Publishers finding it hard to afford massive sports coverage

But it is getting increasingly difficult for publishers to afford them. And their travel costs. And their expense accounts. It certainly isn’t a cost-efficient way to troll for new stories: Spending countless hours traipsing around the country, navigating airports and hotels and arena parking ramps, long before or long after the teams’ charter flights have come and gone. All the while, the meter’s running. (Frankly, it is astounding that the nation’s newspaper sports editors haven’t put together a consortium to save costs, a gentlemen’s agreement of  “we’ll cover yours [team in our town] if you cover ours.” That way, for the scheduled events, no one has to pay for airfare.)

Then there is this: Within the sports, the level of access has shrunk dramatically. “Media availability” is measured by the tablespoon now, compared with the ladles of yore. Coaches get quoted too often; players get talked to too seldom. The informal stuff — shooting the breeze with a rookie while you both wait for the same commercial flight or linger in the same hotel lobby — is gone. There are barriers to familiarity everywhere. Even the teams are in competition, building and operating their own websites for the fans, staffed by content providers on the payroll with the very best backstage passes.

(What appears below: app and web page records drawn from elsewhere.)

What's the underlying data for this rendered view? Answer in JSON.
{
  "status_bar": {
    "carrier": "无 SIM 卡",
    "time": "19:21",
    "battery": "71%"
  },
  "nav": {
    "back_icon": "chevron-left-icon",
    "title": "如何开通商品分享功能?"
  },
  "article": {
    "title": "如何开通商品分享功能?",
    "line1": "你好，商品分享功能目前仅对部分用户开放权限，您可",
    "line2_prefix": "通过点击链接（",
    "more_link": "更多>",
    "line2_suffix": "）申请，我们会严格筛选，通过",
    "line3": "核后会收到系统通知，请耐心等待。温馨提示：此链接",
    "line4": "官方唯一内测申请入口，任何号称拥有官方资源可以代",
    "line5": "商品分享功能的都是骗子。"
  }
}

What it means is that every media person gets, more or less, the same thing nowadays. Or — and this is the point — can.

Contrary to Reusse’s claim, a “doesn’t-cost-a-nickel, stand-alone Internet site”‘ can offer a high percentage of the stuff that matters most to sports fans: Analysis, speculation, predictions, opinion. It might not be the first to tell you about a rumored free-agent target or a sordid Lake Minnetonka boat cruise, but it can pile on soon thereafter with the best of them.

One more thing: If the worst-case scenario for journalism happened and all newspapers succumbed tomorrow, the thing that the culture and a democratic society would miss most — whether it realized it quickly or not — would be the hard news, the investigative reporting and the watchdog journalism. The lack of proper funding and institutional muscle to cover the competition at right cornerback when the Vikings open training camp in July wouldn’t be, by comparison, much of a problem at all.